LCOs (lipochitin oligosaccharides, Nod factors) produced by the rhizobial symbiote of Vicia sativa subsp. nigra (vetch, an indeterminate-type nodulating plant) are mitogenic when carrying an 18:4 acyl chain but not when carrying an 18:1 acyl chain. This suggests that the 18:4 acyl chain specifically contributes to signaling in indeterminate-type nodulation. In a working hypothesis, we speculated that the 18:4 acyl chain is involved in oxylipin signaling comparable to, for example, signaling by derivatives of the 18:3 fatty acid linolenic acid (the octadecanoid pathway). Because salicylic acid (SA) is known to interfere with oxylipin signaling, we tested whether nodulation of vetch could be affected by addition of 10−4 M SA. This concentration completely blocked nodulation of vetch by Rhizobium leguminosarum bv. viciae and inhibited the mitogenic effect of 18:4 LCOs but did not affect LCO-induced root-hair deformation. SA did not act systemically, and only biologically active SA derivatives were capable of inhibiting nodule formation. SA also inhibited R. leguminosarum bv. viciae association with vetch roots. In contrast, addition of SA to Lotus japonicus (a determinate-type nodulating plant responding to 18:1 LCOs) did not inhibit nodulation by Mesorhizobium loti. Other indeterminate-type nodulating plants showed the same inhibiting response toward SA, whereas SA did not inhibit the nodulation of other determinate-type nodulating plants.
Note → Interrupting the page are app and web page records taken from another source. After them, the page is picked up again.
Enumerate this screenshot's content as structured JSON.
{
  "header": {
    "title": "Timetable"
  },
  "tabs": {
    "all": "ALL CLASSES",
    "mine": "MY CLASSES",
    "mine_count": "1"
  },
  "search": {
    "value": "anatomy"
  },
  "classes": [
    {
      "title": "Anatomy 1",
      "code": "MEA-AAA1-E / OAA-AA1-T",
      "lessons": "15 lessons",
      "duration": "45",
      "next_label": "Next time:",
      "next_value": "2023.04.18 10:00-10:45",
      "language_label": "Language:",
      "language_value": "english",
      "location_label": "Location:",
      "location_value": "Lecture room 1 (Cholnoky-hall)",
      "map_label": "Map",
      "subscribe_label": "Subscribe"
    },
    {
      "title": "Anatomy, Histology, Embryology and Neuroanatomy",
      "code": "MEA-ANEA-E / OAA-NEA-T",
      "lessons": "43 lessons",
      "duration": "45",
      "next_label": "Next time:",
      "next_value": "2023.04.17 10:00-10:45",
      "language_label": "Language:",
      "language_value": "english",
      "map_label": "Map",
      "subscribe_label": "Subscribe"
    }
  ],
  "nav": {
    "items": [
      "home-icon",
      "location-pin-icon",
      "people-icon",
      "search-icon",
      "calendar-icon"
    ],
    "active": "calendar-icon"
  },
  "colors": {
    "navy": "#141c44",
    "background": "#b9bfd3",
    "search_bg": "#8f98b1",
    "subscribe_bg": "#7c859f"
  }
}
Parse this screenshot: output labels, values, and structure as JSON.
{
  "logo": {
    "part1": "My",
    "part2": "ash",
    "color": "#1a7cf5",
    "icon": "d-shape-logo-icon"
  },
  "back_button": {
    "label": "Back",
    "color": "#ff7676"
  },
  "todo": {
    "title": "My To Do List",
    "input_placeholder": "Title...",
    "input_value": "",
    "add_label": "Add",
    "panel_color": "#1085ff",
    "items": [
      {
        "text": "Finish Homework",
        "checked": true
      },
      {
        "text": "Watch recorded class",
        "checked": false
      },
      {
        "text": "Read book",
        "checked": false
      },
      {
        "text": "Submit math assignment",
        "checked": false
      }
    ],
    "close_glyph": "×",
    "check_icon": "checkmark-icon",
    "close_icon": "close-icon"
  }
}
SA may be a useful tool for studying fundamental differences between signal transduction pathways of indeterminate- and determinate-type nodulating plants.
© 2003 The American Phytopathological Society